* **WHAT YOU SHOULD DO**
Where the word "description" shows up in the entries below, please copy the whole line.
======== STUDY MATERIAL ========
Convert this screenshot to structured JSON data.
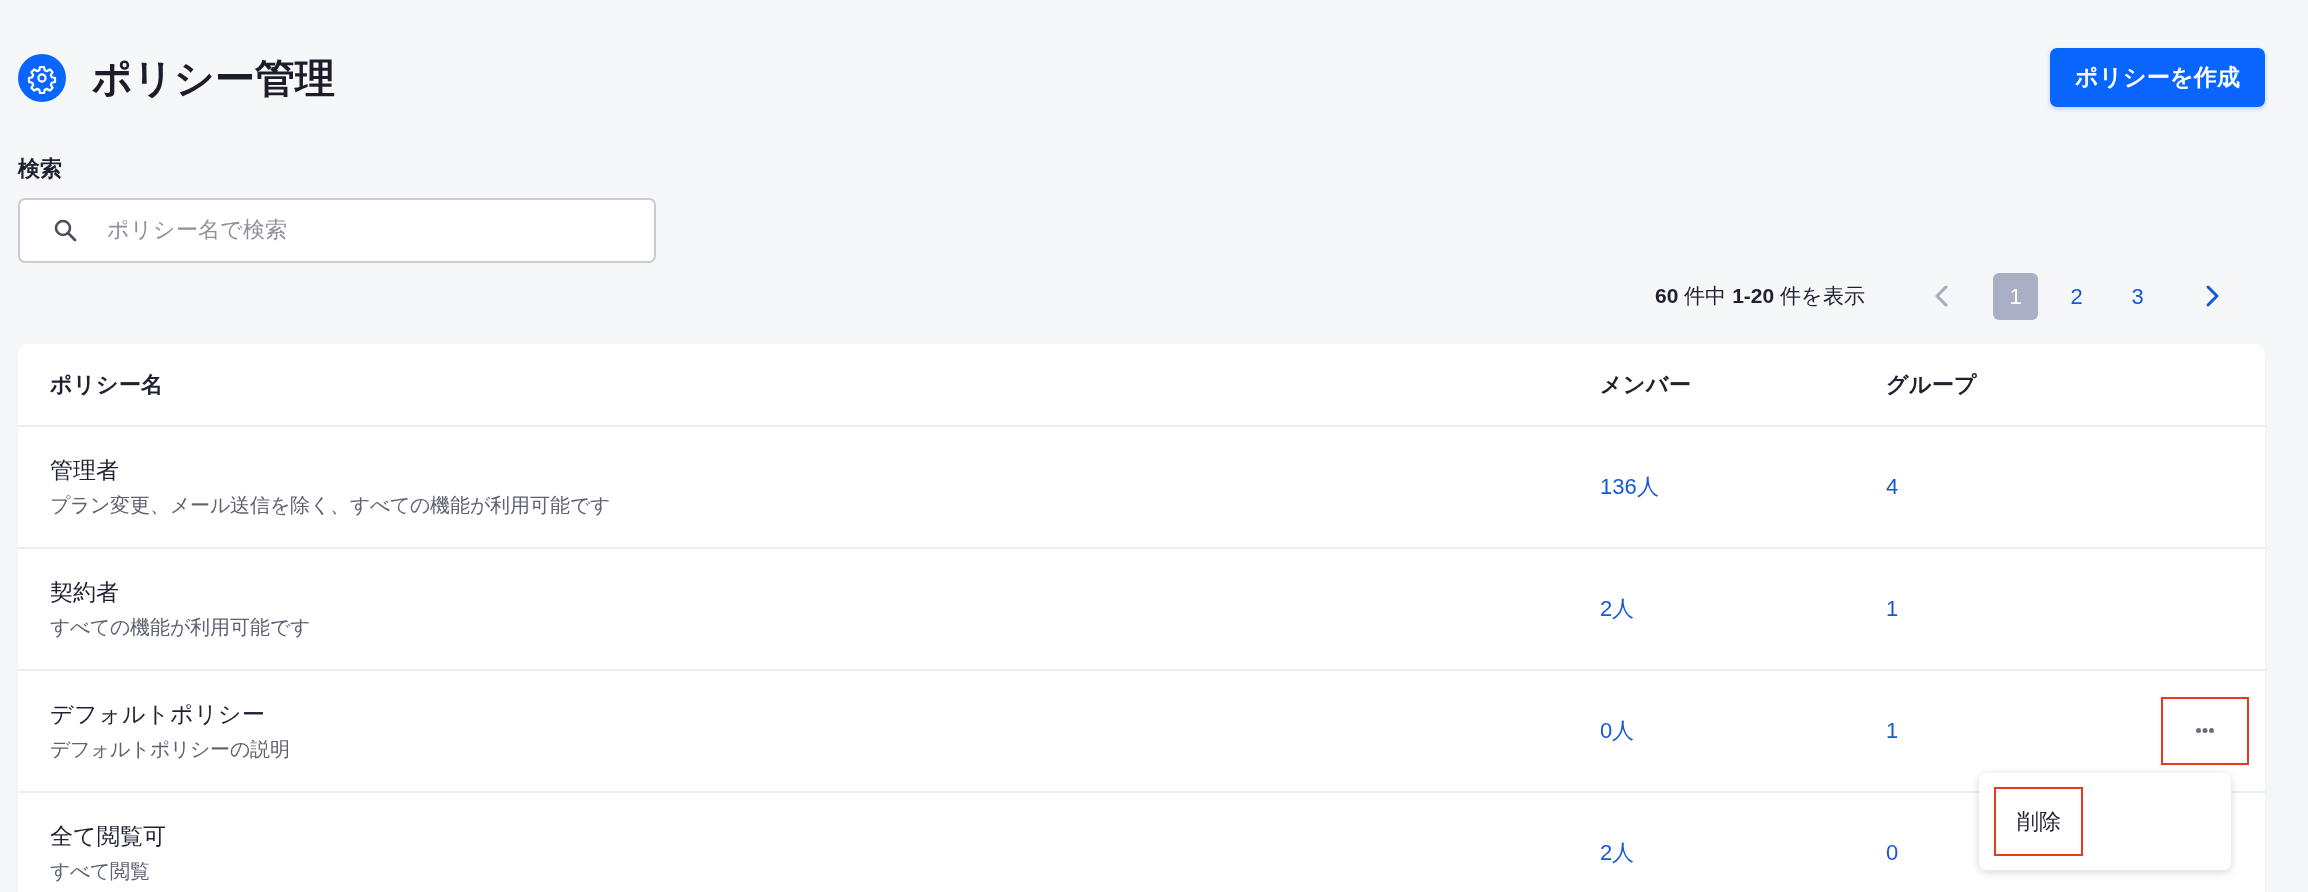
{
  "header": {
    "title": "ポリシー管理",
    "create_button": "ポリシーを作成"
  },
  "search": {
    "label": "検索",
    "placeholder": "ポリシー名で検索"
  },
  "pagination": {
    "summary": "**60** 件中 **1-20** 件を表示",
    "prev": {
      "disabled": true
    },
    "pages": [
      {
        "label": "1",
        "selected": true
      },
      {
        "label": "2",
        "selected": false
      },
      {
        "label": "3",
        "selected": false
      }
    ],
    "next": {
      "disabled": false
    }
  },
  "table": {
    "columns": [
      "ポリシー名",
      "メンバー",
      "グループ"
    ],
    "rows": [
      {
        "name": "管理者",
        "description": "プラン変更、メール送信を除く、すべての機能が利用可能です",
        "members": "136人",
        "groups": "4"
      },
      {
        "name": "契約者",
        "description": "すべての機能が利用可能です",
        "members": "2人",
        "groups": "1"
      },
      {
        "name": "デフォルトポリシー",
        "description": "デフォルトポリシーの説明",
        "members": "0人",
        "groups": "1",
        "more_button": {
          "highlighted": true
        },
        "menu": {
          "items": [
            {
              "label": "削除",
              "highlighted": true
            }
          ]
        }
      },
      {
        "name": "全て閲覧可",
        "description": "すべて閲覧",
        "members": "2人",
        "groups": "0"
      }
    ]
  }
}
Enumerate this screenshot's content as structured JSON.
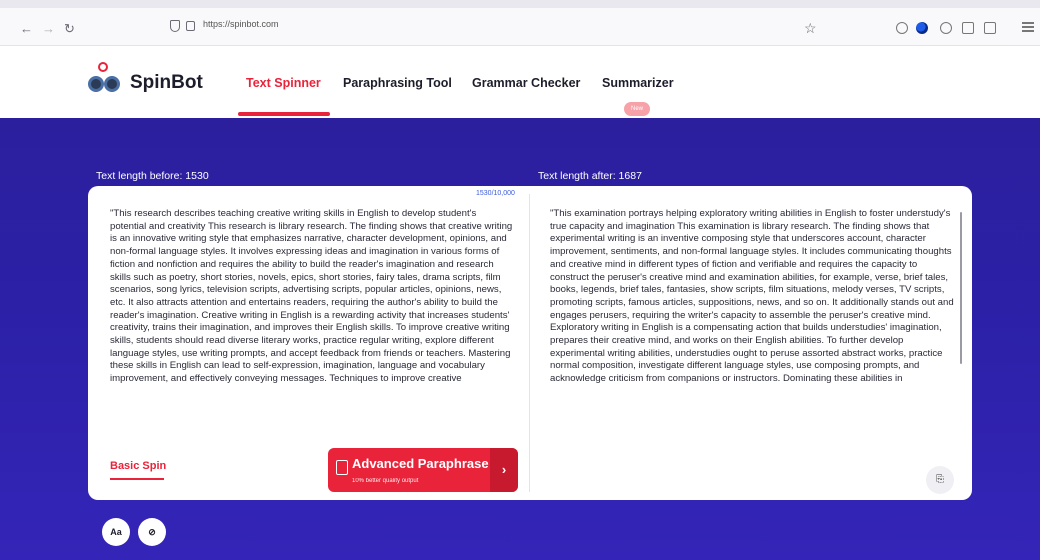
{
  "browser": {
    "back": "←",
    "forward": "→",
    "reload": "↻",
    "url": "https://spinbot.com",
    "star": "☆",
    "icons": [
      "pocket-icon",
      "firefox-account-icon",
      "extension-icon",
      "share-icon",
      "extensions-puzzle-icon",
      "menu-icon"
    ]
  },
  "header": {
    "brand": "SpinBot",
    "nav": [
      "Text Spinner",
      "Paraphrasing Tool",
      "Grammar Checker",
      "Summarizer"
    ],
    "new_badge": "New"
  },
  "main": {
    "len_before": "Text length before: 1530",
    "len_after": "Text length after: 1687",
    "counter": "1530/10,000",
    "input_text": "\"This research describes teaching creative writing skills in English to develop student's potential and creativity This research is library research. The finding shows that creative writing is an innovative writing style that emphasizes narrative, character development, opinions, and non-formal language styles. It involves expressing ideas and imagination in various forms of fiction and nonfiction and requires the ability to build the reader's imagination and research skills such as poetry, short stories, novels, epics, short stories, fairy tales, drama scripts, film scenarios, song lyrics, television scripts, advertising scripts, popular articles, opinions, news, etc. It also attracts attention and entertains readers, requiring the author's ability to build the reader's imagination. Creative writing in English is a rewarding activity that increases students' creativity, trains their imagination, and improves their English skills. To improve creative writing skills, students should read diverse literary works, practice regular writing, explore different language styles, use writing prompts, and accept feedback from friends or teachers. Mastering these skills in English can lead to self-expression, imagination, language and vocabulary improvement, and effectively conveying messages. Techniques to improve creative",
    "output_text": "\"This examination portrays helping exploratory writing abilities in English to foster understudy's true capacity and imagination This examination is library research. The finding shows that experimental writing is an inventive composing style that underscores account, character improvement, sentiments, and non-formal language styles. It includes communicating thoughts and creative mind in different types of fiction and verifiable and requires the capacity to construct the peruser's creative mind and examination abilities, for example, verse, brief tales, books, legends, brief tales, fantasies, show scripts, film situations, melody verses, TV scripts, promoting scripts, famous articles, suppositions, news, and so on. It additionally stands out and engages perusers, requiring the writer's capacity to assemble the peruser's creative mind. Exploratory writing in English is a compensating action that builds understudies' imagination, prepares their creative mind, and works on their English abilities. To further develop experimental writing abilities, understudies ought to peruse assorted abstract works, practice normal composition, investigate different language styles, use composing prompts, and acknowledge criticism from companions or instructors. Dominating these abilities in",
    "basic_spin": "Basic Spin",
    "advanced_title": "Advanced Paraphrase",
    "advanced_sub": "10% better quality output",
    "advanced_arrow": "›",
    "copy": "⎘",
    "font_btn": "Aa",
    "clear_btn": "⊘"
  },
  "colors": {
    "accent": "#e8233a",
    "main_bg": "#2c1f9e",
    "counter": "#3a5bdc"
  }
}
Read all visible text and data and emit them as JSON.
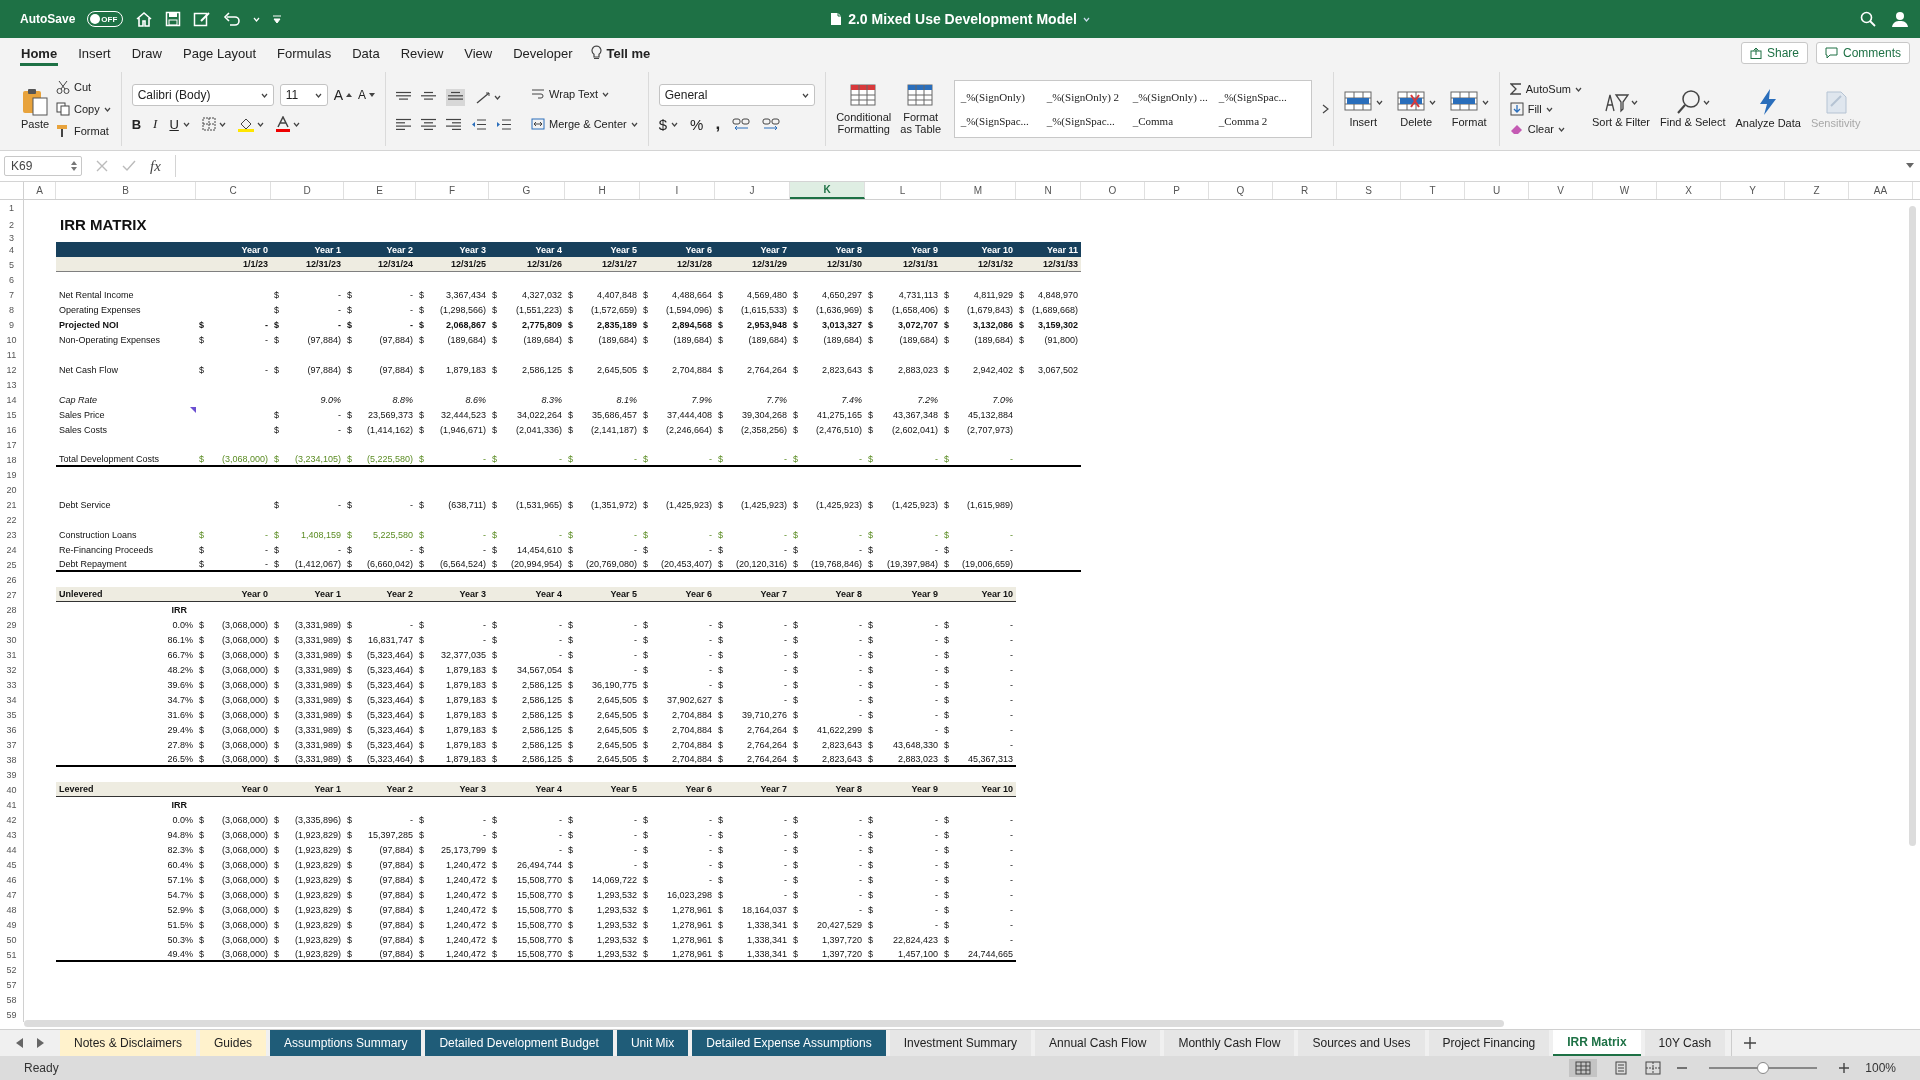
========
* **TASK RESULT**
        "description": "プラン変更、メール送信を除く、すべての機能が利用可能です",
        "description": "すべての機能が利用可能です",
        "description": "デフォルトポリシーの説明",
        "description": "すべて閲覧",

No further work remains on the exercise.